A combination of archaeological evidence and stable isotope data suggest that these inland individuals from Peru and Colombia did not exploit or consume marine vertebrates, and therefore could not have contracted TB directly from infected seals. So how exactly did M. pinnipedii make it all the way to inland highland Colombia?
We don’t know for sure, but we can make an educated guess. TB strains show broad host tropism, meaning, they are rather promiscuous and can “jump” from one mammalian species to another with relative ease. Colombia has a wide variety of terrestrial mammals, so M. pinnipedii could have been brought inland via the animal life. Or in a more likely scenario, it could have been brought inland via human-to-human transmission facilitated by trade routes. Or perhaps a combination of both!
More research is necessary in order to shed light on these transmission pathways. But before thinking about future steps, it is worth reflecting on how we got here.
How was the existence of pre-contact TB in the Americas discovered in the first place?
TB generally affects the lungs, however, in a minority of cases it can spread to the skeleton, eroding the lower spine and causing it to collapse. Since the 19th century, medical doctors and anthropologists had identified TB-like lesions in ancient human bones from the Americas. In 1973, paleopathologist Marvin Allison used an interdisciplinary approach, which combined observations of disease-altered bones with radiography and other contemporary biomedical approaches. He identified acid-fast bacteria, likely to be the TB pathogen, from the organs of a mummified Andean child from Peru dating to approximately 700 CE. This provided early biomedical evidence of pre-contact TB from coastal Peru. Recognizing the rich potential of Andean mummies and other human remains for advancing knowledge of ancient TB, Buikstra subsequently initiated field research to excavate and identify TB in a series of ancient peoples from coastal sites along the Osmore River valley of southern Peru. This led to the biomolecular studies described previously and a subsequent focus on skeletal identification of TB in non-coastal locations, such as the site of M6-Estuquiña in the Osmore River valley of Peru and the highland regions of Colombia, as well as in North America where TB cases start appearing much later around 900 CE.

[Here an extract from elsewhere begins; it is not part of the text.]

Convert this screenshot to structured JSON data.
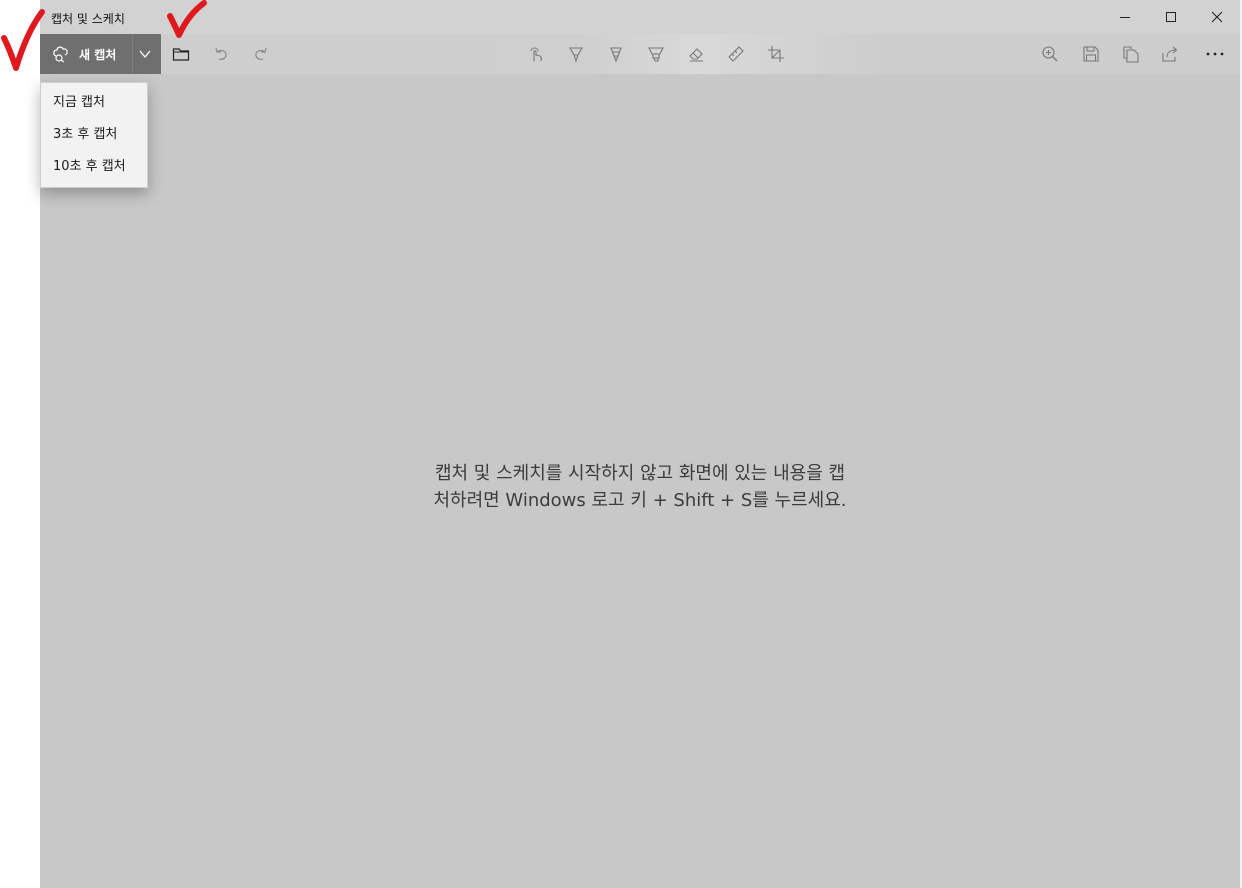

Future plans for ancient TB research
We hope that future ancient DNA research focusing on the recovery of TB genomes from animal remains from the Americas will help answer some questions about the transmission of these ancient TB strains. Perhaps we will find that animals domesticated by ancient South American peoples, such as guinea pigs or llamas, acted as reservoirs for the disease by maintaining the pathogen and passing it on to humans. But diagnosing TB in animal skeletal remains is difficult and genetically screening animal skeletal collections for ancient TB DNA requires a heavy investment of time, money, and effort.
Additionally, the recovery of M. pinnipedii genomes from pre-contact era North American human populations will provide a more complete picture of its geographical dispersal. On the other hand, we may find that an entirely different TB variant was present in this region! This is an exciting time for ancient TB research and we look forward to finding new pieces that help solve this important evolutionary puzzle.